In the case of a Limited Liability Company (LLC), the declaration can be signed by an authorized employee or agent who has been designated to sign on behalf of the LLC manager or by the members, by name or by title, only if a valid Agency Authorization has been filed with the Assessor.
When a declaration is signed by an employee or agent, other than a member of the bar, a certified public accountant, a public accountant, an enrolled agent or a duly appointed fiduciary, the assessee’s written Agency Authorization form to authorize the employee or agent to sign the declaration on behalf of the Assessee must be filed with the Assessor. The Assessor may at any time require a person who signs a property statement and who is required to have written authorization to provide proof of authorization.
A Business Property Statement that is not signed and executed in accordance with the foregoing instructions is not considered a valid filing. The penalty imposed by section 463 of the California Revenue and Taxation Code for failure to file is applicable to non-valid or unsigned Business Property Statements.
Depreciation tables are set for different types of equipment and are based on the annual Equipment and Fixtures Index, Percent Good and Valuation Factors approved by the California State Board of Equalization, Assessor’s Handbook 581. Equipment is depreciated based on the equipment’s original cost and type and year of acquisition to arrive at the fair market value.
Equipment Factors and Classifications.
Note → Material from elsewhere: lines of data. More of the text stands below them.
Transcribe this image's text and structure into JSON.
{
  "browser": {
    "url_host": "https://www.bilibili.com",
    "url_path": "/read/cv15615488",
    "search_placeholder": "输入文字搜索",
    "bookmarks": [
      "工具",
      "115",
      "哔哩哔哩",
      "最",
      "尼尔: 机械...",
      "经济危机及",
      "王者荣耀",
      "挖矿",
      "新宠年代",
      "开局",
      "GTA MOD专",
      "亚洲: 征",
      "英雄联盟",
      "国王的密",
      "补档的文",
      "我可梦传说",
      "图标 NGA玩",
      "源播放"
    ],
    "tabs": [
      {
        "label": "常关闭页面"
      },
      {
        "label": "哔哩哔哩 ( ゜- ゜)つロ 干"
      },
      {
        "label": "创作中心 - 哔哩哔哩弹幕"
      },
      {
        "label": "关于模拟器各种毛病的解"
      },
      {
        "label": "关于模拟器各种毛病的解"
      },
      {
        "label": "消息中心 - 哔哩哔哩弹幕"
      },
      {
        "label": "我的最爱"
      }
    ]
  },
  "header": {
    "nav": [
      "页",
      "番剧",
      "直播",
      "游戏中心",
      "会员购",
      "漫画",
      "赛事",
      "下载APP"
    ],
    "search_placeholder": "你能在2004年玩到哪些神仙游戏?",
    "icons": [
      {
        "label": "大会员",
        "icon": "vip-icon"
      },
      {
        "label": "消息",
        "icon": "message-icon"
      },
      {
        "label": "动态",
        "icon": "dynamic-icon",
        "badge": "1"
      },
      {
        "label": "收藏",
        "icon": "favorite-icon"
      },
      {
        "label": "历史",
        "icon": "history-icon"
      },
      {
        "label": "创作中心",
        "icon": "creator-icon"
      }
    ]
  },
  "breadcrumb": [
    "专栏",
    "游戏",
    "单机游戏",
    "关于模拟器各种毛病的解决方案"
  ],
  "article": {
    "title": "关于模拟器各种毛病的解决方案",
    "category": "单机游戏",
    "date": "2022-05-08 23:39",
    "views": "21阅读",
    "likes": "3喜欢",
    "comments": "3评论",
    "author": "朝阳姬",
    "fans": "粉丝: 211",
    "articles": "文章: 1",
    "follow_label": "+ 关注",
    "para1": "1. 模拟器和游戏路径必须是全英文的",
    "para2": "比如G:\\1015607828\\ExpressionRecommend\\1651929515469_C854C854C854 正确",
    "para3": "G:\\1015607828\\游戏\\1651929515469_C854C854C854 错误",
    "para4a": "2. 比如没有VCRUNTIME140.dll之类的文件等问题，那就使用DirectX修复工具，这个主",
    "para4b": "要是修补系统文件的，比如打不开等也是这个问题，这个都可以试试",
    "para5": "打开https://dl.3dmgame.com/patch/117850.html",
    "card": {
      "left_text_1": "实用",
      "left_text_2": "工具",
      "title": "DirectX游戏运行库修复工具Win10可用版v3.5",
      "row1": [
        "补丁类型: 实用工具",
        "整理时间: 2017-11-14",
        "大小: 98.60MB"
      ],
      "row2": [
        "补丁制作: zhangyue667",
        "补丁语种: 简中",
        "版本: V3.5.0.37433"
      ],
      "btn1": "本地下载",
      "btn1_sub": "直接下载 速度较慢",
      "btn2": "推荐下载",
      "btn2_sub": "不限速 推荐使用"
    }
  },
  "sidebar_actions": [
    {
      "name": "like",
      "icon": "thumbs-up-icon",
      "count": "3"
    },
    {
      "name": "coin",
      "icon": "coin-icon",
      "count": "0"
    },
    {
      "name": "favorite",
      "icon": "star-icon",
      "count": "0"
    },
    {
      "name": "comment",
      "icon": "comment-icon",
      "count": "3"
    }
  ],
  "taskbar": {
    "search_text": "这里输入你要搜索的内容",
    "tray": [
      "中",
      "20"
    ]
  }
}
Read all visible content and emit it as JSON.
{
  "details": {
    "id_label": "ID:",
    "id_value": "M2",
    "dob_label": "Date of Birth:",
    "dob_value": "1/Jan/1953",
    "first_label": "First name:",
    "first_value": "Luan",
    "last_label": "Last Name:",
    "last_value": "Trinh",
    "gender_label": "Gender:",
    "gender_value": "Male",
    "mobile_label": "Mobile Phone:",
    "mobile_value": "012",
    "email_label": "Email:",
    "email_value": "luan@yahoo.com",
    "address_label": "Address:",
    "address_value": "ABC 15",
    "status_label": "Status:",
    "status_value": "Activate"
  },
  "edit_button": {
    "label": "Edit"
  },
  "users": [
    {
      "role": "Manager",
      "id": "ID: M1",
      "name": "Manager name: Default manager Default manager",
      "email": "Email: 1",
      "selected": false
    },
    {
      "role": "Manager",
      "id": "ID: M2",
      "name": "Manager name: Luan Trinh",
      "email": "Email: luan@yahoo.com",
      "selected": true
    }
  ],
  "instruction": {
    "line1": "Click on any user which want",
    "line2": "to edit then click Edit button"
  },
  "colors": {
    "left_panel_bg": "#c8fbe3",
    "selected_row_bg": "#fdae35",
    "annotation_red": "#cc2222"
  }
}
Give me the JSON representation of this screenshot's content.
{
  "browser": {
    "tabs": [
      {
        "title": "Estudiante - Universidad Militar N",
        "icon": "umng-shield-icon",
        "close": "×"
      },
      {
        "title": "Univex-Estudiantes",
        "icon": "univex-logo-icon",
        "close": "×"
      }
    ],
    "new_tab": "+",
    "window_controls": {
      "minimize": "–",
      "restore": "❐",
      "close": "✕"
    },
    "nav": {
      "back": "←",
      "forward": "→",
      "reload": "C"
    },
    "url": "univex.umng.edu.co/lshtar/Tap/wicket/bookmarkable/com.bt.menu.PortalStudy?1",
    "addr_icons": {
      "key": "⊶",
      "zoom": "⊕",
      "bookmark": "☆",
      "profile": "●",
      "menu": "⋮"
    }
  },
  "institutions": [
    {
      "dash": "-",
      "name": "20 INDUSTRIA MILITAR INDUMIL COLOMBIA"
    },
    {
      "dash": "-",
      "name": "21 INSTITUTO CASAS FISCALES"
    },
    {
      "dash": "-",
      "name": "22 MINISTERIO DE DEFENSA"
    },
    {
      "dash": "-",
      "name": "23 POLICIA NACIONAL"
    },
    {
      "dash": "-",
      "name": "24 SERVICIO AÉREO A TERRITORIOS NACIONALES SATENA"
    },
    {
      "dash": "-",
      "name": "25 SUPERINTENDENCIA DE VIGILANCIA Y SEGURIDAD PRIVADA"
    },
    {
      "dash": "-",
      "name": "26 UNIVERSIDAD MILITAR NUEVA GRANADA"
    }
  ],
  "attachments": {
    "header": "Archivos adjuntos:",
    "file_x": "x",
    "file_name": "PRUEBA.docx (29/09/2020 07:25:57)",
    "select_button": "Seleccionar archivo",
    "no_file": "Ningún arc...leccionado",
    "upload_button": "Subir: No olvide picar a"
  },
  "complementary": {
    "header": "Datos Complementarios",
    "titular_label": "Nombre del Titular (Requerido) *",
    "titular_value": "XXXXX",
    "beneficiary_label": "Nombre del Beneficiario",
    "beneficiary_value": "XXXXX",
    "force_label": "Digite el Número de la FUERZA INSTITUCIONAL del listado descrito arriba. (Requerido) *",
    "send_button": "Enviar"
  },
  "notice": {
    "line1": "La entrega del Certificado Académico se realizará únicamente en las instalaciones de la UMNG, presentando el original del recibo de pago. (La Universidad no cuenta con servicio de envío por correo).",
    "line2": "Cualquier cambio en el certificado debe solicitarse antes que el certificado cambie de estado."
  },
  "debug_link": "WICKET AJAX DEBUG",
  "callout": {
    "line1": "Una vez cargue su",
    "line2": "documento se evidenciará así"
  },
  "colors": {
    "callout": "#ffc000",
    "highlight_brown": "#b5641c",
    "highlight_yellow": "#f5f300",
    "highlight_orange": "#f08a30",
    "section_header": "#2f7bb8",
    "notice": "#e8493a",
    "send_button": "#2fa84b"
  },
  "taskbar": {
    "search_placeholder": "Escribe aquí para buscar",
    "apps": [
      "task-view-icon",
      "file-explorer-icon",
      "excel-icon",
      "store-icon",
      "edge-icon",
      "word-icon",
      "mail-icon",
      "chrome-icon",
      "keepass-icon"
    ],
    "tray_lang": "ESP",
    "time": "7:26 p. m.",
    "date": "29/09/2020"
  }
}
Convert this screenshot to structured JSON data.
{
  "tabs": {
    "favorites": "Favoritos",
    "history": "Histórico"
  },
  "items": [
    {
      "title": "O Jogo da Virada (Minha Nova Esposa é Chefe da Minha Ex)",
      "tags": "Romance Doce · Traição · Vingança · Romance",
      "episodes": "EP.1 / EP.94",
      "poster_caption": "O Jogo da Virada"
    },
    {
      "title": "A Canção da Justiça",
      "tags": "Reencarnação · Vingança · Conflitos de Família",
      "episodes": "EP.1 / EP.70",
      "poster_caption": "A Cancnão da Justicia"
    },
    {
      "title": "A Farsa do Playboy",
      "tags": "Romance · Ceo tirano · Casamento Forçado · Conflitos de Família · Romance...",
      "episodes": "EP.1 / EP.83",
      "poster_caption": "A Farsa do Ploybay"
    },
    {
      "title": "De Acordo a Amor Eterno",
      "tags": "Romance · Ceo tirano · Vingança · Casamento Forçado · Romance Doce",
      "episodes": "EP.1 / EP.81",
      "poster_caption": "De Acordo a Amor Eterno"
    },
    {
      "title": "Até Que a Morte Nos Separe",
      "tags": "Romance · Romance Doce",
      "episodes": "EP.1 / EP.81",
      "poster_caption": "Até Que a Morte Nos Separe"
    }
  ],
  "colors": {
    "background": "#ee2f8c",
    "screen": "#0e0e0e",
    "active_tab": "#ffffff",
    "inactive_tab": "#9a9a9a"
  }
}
You may call, email, or write the Assessor’s Office to discuss the value and make a written request for an informal review. Please note that if the value was the result of an estimated assessment made by the Assessor for failure to file a property statement by May 7, of each year, you will need to complete and return a Business Property Statement with your request for an informal review.
You can file an Assessment Appeal Application online or by calling (209) 533- 5521. In order to appeal an assessment, you must file an Assessment Appeal Application with the Clerk of the Board between July 2nd November 30 (or the next business day if the November 30 falls on a weekend or holiday).
Should your value notice be the result of an Escape Assessment, you have 60 days from the date of the Notice of Enrollment of Escape Assessment to file an Assessment Appeal Application.
You are responsible for all bills while the appeal is in review which can take up to two years.
Please complete, sign, date, and return a Business Property Statement to the Tuolumne County Assessor’s Office. Under California Law, the owner of assessable business property at 12:01 a.m., January 1st (lien date) is responsible for taxes and must be assessed at full value. Sale, closure, or disposal of property after the lien date does not relieve the Assessee of the obligation to report and pay taxes. Proration is not determined by the Assessor’s Office; this should be determined between the buyer and seller.
Please complete, sign, date, and return a Business Property Statement to the Tuolumne County Assessor’s Office. Based upon that statement, a review of your assessment will be completed. If business property is still located within the county, it may still be assessable. Non-use or storage of a business asset is not the determining factor for its assessability.
No. Unsecured bills are never prorated regardless of the disposal date. Proration of taxes should be done between the buyer and seller at the time of sale.
Bankruptcy does not relieve the Assessor of determining a fair market value. Assessed value and payment of taxes are separate issues. Please contact the Tuolumne County Tax Collector at (209) 533-5544 for issues regarding whether payment is required after bankruptcy.
The bill is not for real property such as the land or building. It is for the business personal property and fixtures used in the operation of a business such as desks, computers, counters, tables, stoves, and racking.
For additional information on Business Property, please visit the California State Board of Equalization.